◆ **PROBLEM STATEMENT**
Where an entry contains an image, skip the image and print the rest exactly.
== DATASET RECORDS
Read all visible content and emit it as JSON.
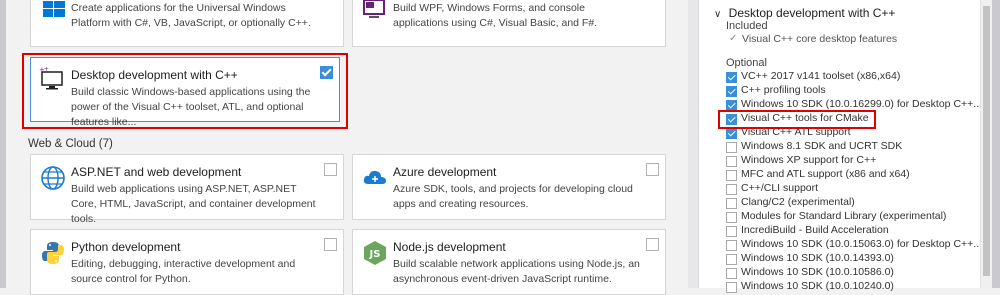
{
  "workloads": {
    "uwp": {
      "desc": "Create applications for the Universal Windows Platform with C#, VB, JavaScript, or optionally C++."
    },
    "desktop_net": {
      "desc": "Build WPF, Windows Forms, and console applications using C#, Visual Basic, and F#."
    },
    "desktop_cpp": {
      "title": "Desktop development with C++",
      "desc": "Build classic Windows-based applications using the power of the Visual C++ toolset, ATL, and optional features like..."
    },
    "web_cloud_label": "Web & Cloud (7)",
    "aspnet": {
      "title": "ASP.NET and web development",
      "desc": "Build web applications using ASP.NET, ASP.NET Core, HTML, JavaScript, and container development tools."
    },
    "azure": {
      "title": "Azure development",
      "desc": "Azure SDK, tools, and projects for developing cloud apps and creating resources."
    },
    "python": {
      "title": "Python development",
      "desc": "Editing, debugging, interactive development and source control for Python."
    },
    "nodejs": {
      "title": "Node.js development",
      "desc": "Build scalable network applications using Node.js, an asynchronous event-driven JavaScript runtime."
    }
  },
  "details": {
    "header": "Desktop development with C++",
    "included_label": "Included",
    "included_items": [
      "Visual C++ core desktop features"
    ],
    "optional_label": "Optional",
    "optional_items": [
      {
        "label": "VC++ 2017 v141 toolset (x86,x64)",
        "checked": true
      },
      {
        "label": "C++ profiling tools",
        "checked": true
      },
      {
        "label": "Windows 10 SDK (10.0.16299.0) for Desktop C++...",
        "checked": true
      },
      {
        "label": "Visual C++ tools for CMake",
        "checked": true
      },
      {
        "label": "Visual C++ ATL support",
        "checked": true
      },
      {
        "label": "Windows 8.1 SDK and UCRT SDK",
        "checked": false
      },
      {
        "label": "Windows XP support for C++",
        "checked": false
      },
      {
        "label": "MFC and ATL support (x86 and x64)",
        "checked": false
      },
      {
        "label": "C++/CLI support",
        "checked": false
      },
      {
        "label": "Clang/C2 (experimental)",
        "checked": false
      },
      {
        "label": "Modules for Standard Library (experimental)",
        "checked": false
      },
      {
        "label": "IncrediBuild - Build Acceleration",
        "checked": false
      },
      {
        "label": "Windows 10 SDK (10.0.15063.0) for Desktop C++...",
        "checked": false
      },
      {
        "label": "Windows 10 SDK (10.0.14393.0)",
        "checked": false
      },
      {
        "label": "Windows 10 SDK (10.0.10586.0)",
        "checked": false
      },
      {
        "label": "Windows 10 SDK (10.0.10240.0)",
        "checked": false
      }
    ]
  },
  "colors": {
    "accent": "#3b8ed8",
    "highlight": "#e00000"
  }
}
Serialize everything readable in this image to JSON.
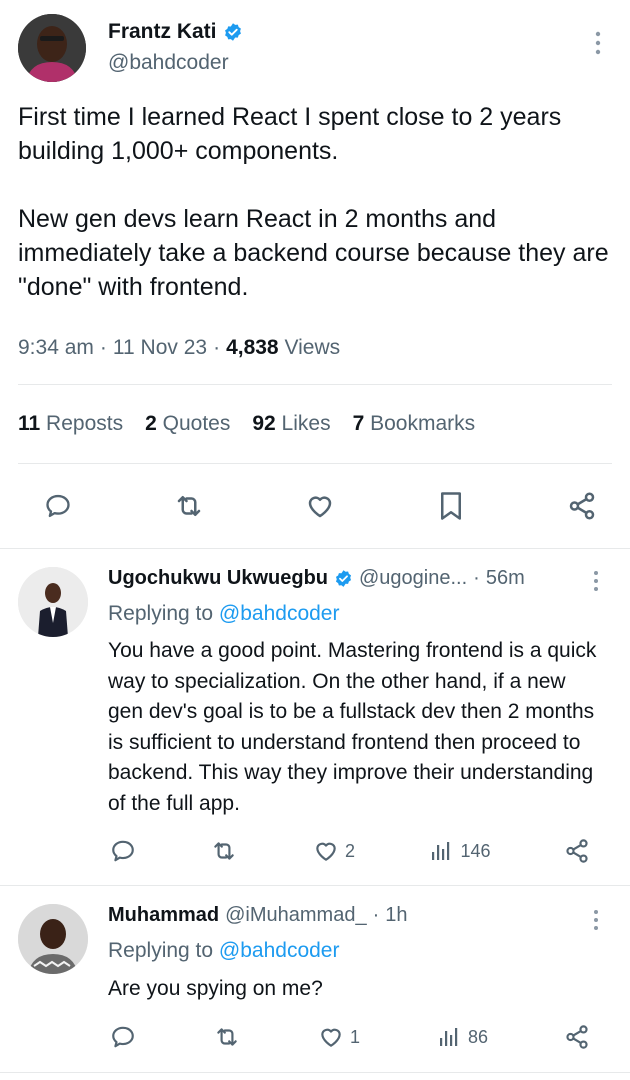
{
  "main_tweet": {
    "author_name": "Frantz Kati",
    "author_handle": "@bahdcoder",
    "text": "First time I learned React I spent close to 2 years building 1,000+ components.\n\nNew gen devs learn React in 2 months and immediately take a backend course because they are \"done\" with frontend.",
    "time": "9:34 am",
    "date": "11 Nov 23",
    "views_count": "4,838",
    "views_label": "Views",
    "stats": {
      "reposts_count": "11",
      "reposts_label": "Reposts",
      "quotes_count": "2",
      "quotes_label": "Quotes",
      "likes_count": "92",
      "likes_label": "Likes",
      "bookmarks_count": "7",
      "bookmarks_label": "Bookmarks"
    }
  },
  "replies": [
    {
      "author_name": "Ugochukwu Ukwuegbu",
      "verified": true,
      "author_handle": "@ugogine...",
      "age": "56m",
      "replying_prefix": "Replying to",
      "replying_to": "@bahdcoder",
      "text": "You have a good point. Mastering frontend is a quick way to specialization. On the other hand, if a new gen dev's goal is to be a fullstack dev then 2 months is sufficient to understand frontend then proceed to backend. This way they improve their understanding of the full app.",
      "likes": "2",
      "views": "146"
    },
    {
      "author_name": "Muhammad",
      "verified": false,
      "author_handle": "@iMuhammad_",
      "age": "1h",
      "replying_prefix": "Replying to",
      "replying_to": "@bahdcoder",
      "text": "Are you spying on me?",
      "likes": "1",
      "views": "86"
    }
  ],
  "colors": {
    "text": "#0f1419",
    "muted": "#536471",
    "accent": "#1d9bf0",
    "divider": "#e7e9ea"
  },
  "icons": [
    "verified-badge-icon",
    "more-icon",
    "reply-icon",
    "repost-icon",
    "like-icon",
    "bookmark-icon",
    "share-icon",
    "views-icon"
  ]
}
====
◆ **THE ANSWER**
Read all visible content and emit it as JSON.
{
  "workloads": {
    "uwp": {
      "desc": "Create applications for the Universal Windows Platform with C#, VB, JavaScript, or optionally C++."
    },
    "desktop_net": {
      "desc": "Build WPF, Windows Forms, and console applications using C#, Visual Basic, and F#."
    },
    "desktop_cpp": {
      "title": "Desktop development with C++",
      "desc": "Build classic Windows-based applications using the power of the Visual C++ toolset, ATL, and optional features like..."
    },
    "web_cloud_label": "Web & Cloud (7)",
    "aspnet": {
      "title": "ASP.NET and web development",
      "desc": "Build web applications using ASP.NET, ASP.NET Core, HTML, JavaScript, and container development tools."
    },
    "azure": {
      "title": "Azure development",
      "desc": "Azure SDK, tools, and projects for developing cloud apps and creating resources."
    },
    "python": {
      "title": "Python development",
      "desc": "Editing, debugging, interactive development and source control for Python."
    },
    "nodejs": {
      "title": "Node.js development",
      "desc": "Build scalable network applications using Node.js, an asynchronous event-driven JavaScript runtime."
    }
  },
  "details": {
    "header": "Desktop development with C++",
    "included_label": "Included",
    "included_items": [
      "Visual C++ core desktop features"
    ],
    "optional_label": "Optional",
    "optional_items": [
      {
        "label": "VC++ 2017 v141 toolset (x86,x64)",
        "checked": true
      },
      {
        "label": "C++ profiling tools",
        "checked": true
      },
      {
        "label": "Windows 10 SDK (10.0.16299.0) for Desktop C++...",
        "checked": true
      },
      {
        "label": "Visual C++ tools for CMake",
        "checked": true
      },
      {
        "label": "Visual C++ ATL support",
        "checked": true
      },
      {
        "label": "Windows 8.1 SDK and UCRT SDK",
        "checked": false
      },
      {
        "label": "Windows XP support for C++",
        "checked": false
      },
      {
        "label": "MFC and ATL support (x86 and x64)",
        "checked": false
      },
      {
        "label": "C++/CLI support",
        "checked": false
      },
      {
        "label": "Clang/C2 (experimental)",
        "checked": false
      },
      {
        "label": "Modules for Standard Library (experimental)",
        "checked": false
      },
      {
        "label": "IncrediBuild - Build Acceleration",
        "checked": false
      },
      {
        "label": "Windows 10 SDK (10.0.15063.0) for Desktop C++...",
        "checked": false
      },
      {
        "label": "Windows 10 SDK (10.0.14393.0)",
        "checked": false
      },
      {
        "label": "Windows 10 SDK (10.0.10586.0)",
        "checked": false
      },
      {
        "label": "Windows 10 SDK (10.0.10240.0)",
        "checked": false
      }
    ]
  },
  "colors": {
    "accent": "#3b8ed8",
    "highlight": "#e00000"
  }
}
Serialize everything readable in this image to JSON.
{
  "main_tweet": {
    "author_name": "Frantz Kati",
    "author_handle": "@bahdcoder",
    "text": "First time I learned React I spent close to 2 years building 1,000+ components.\n\nNew gen devs learn React in 2 months and immediately take a backend course because they are \"done\" with frontend.",
    "time": "9:34 am",
    "date": "11 Nov 23",
    "views_count": "4,838",
    "views_label": "Views",
    "stats": {
      "reposts_count": "11",
      "reposts_label": "Reposts",
      "quotes_count": "2",
      "quotes_label": "Quotes",
      "likes_count": "92",
      "likes_label": "Likes",
      "bookmarks_count": "7",
      "bookmarks_label": "Bookmarks"
    }
  },
  "replies": [
    {
      "author_name": "Ugochukwu Ukwuegbu",
      "verified": true,
      "author_handle": "@ugogine...",
      "age": "56m",
      "replying_prefix": "Replying to",
      "replying_to": "@bahdcoder",
      "text": "You have a good point. Mastering frontend is a quick way to specialization. On the other hand, if a new gen dev's goal is to be a fullstack dev then 2 months is sufficient to understand frontend then proceed to backend. This way they improve their understanding of the full app.",
      "likes": "2",
      "views": "146"
    },
    {
      "author_name": "Muhammad",
      "verified": false,
      "author_handle": "@iMuhammad_",
      "age": "1h",
      "replying_prefix": "Replying to",
      "replying_to": "@bahdcoder",
      "text": "Are you spying on me?",
      "likes": "1",
      "views": "86"
    }
  ],
  "colors": {
    "text": "#0f1419",
    "muted": "#536471",
    "accent": "#1d9bf0",
    "divider": "#e7e9ea"
  },
  "icons": [
    "verified-badge-icon",
    "more-icon",
    "reply-icon",
    "repost-icon",
    "like-icon",
    "bookmark-icon",
    "share-icon",
    "views-icon"
  ]
}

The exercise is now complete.